The podcasting craze has created a renewed interest in open content that supports instruction. While we in the ed tech business probably think about content too much and so spend too much time on how to make good content (my guys have a nice tutorial in making Web based video content that just came out) it is nonetheless intriguing to talk about how content might be shared. Here I’d really like to separate out “readings” that may be from Journal articles or elsewhere from other types of “learning objects” like screencasts and online quizzes.
One question that arises is for faculty who keep their stuff on their own course Web site, without any password protection rather than in the CMS. That content is already open in some sense. But is it findable? I’m guessing that we have a significant amount of content in this category. For example, consider this site for an introductory course on plant pathology. I did a general Google search for the site and incorrectly used the word “pathology” in the search rather than the word “pathogens,” which is in the course title. It didn’t show up on the first Google page. I’m about 50 – 50 on whether I click through to further pages on the Google search. It depends how hard I’m looking and what shows up on the first page. But I would say that as a student searching, this content could easily be missed.
Of course on the campus Google, it comes up immediately as the first item. So if the instructors only care about making the content known to the local community, they are doing fine, but if they would like their stuff to be more broadly used, one might ask whether they could do some things that would aid the Google placement of their site. More broadly, one wonders whether a campus could do things to make content open content of their instructors more findable.
Here’s another example. Purdue is now offering a service to Podcast lectures and knowing that, I can do a Google search on Boilercast and voila the first link is to a site with lots of content. But if I do a more general search on Podcast lectures, that Purdue page doesn’t come up and instead there a several links to Chronicle pages as well as to Publisher sites. Purdue as an institution has more of an incentive to make that content site well known to the outside world than any individual instructor has. Given the enormous effort they’ve already put in to make this service a go, are there incremental things they can do to make the content more visible?
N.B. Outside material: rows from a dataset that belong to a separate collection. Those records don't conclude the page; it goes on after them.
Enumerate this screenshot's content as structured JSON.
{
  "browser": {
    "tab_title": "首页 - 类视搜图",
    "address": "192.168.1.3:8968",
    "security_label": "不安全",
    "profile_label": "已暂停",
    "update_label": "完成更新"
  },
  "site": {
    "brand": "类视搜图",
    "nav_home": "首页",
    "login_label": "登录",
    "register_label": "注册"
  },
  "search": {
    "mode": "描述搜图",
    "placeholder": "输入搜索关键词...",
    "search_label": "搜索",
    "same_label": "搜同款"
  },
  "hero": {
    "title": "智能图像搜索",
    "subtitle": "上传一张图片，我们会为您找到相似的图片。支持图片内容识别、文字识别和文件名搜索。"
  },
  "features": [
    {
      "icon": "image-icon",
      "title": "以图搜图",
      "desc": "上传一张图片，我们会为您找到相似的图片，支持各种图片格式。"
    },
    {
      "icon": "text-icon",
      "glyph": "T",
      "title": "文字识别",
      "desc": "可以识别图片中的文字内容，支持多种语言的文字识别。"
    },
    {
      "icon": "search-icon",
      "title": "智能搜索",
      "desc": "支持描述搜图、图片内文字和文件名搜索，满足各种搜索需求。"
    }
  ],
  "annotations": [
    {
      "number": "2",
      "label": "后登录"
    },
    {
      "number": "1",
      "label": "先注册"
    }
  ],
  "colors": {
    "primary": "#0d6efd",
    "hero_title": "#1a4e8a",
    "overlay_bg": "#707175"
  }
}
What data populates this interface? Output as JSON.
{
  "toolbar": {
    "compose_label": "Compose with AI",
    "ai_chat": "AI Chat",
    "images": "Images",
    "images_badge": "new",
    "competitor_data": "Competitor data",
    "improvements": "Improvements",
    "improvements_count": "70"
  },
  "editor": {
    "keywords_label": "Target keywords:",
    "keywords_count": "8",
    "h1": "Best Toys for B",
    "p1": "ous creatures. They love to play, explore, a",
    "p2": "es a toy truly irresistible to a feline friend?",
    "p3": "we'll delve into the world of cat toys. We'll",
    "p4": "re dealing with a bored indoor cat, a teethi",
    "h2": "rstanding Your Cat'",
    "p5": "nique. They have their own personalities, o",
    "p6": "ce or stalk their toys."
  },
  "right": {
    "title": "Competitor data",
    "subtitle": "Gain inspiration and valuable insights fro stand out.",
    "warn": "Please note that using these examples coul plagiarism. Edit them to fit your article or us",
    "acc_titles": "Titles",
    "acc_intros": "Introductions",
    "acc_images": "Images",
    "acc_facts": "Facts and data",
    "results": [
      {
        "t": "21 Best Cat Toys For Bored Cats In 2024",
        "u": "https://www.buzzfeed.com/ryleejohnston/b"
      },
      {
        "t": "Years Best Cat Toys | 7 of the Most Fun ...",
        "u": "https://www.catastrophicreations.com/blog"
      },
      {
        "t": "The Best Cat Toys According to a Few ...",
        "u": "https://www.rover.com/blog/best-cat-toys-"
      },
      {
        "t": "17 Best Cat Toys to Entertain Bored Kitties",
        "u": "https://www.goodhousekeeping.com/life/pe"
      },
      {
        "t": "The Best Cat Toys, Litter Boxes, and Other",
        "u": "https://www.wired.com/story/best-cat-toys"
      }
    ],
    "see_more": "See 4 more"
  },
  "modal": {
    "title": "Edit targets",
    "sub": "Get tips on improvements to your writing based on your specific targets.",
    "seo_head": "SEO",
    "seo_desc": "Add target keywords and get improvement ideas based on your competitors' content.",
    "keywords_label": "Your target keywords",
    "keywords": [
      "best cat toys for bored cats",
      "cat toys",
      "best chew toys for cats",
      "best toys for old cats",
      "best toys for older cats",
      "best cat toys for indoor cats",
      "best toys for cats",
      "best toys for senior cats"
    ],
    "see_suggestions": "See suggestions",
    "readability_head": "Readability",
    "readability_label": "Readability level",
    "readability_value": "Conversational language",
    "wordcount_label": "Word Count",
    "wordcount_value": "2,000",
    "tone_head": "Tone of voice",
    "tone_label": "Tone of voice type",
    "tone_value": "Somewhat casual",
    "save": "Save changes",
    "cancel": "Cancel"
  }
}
We know MIT got a lot of mileage in that regard with all the pre-announcements of the Open Courseware Initiative and certainly if an institution can get that type of publicity it will attract a lot of eyeballs to the site. In this case, people will know to search on OCW and then find the site straight away. From there on in, these people will browse, not search, and I think that is helpful because it assists in being able to compare materials and also getting a sense of how much is there at the outset. With the pure search approach, one doesn’t get a good sense of how relevant the links are without going through them all.
So to me, this suggests that a registry would be useful for open content. Merlot plays something of this role but for whatever reasons it hasn’t taken off here and so I’m suspicious about whether a registry where instructors need to enter some info for their content to be listed can really work.
Hence I’m thinking about a hybrid of some sort, where first categories are input, say from OCW or Merlot, and then Google searches are returned on each of those categories. The category labels would then be something of a restricted language and the content creators who really cared about getting their content known would compete by trying to achieve high placement of their stuff in those categories. The other creators would simply be involved en passant.
I don’t know if this cans work, but it is intriguing to me and something I’ll be looking into more.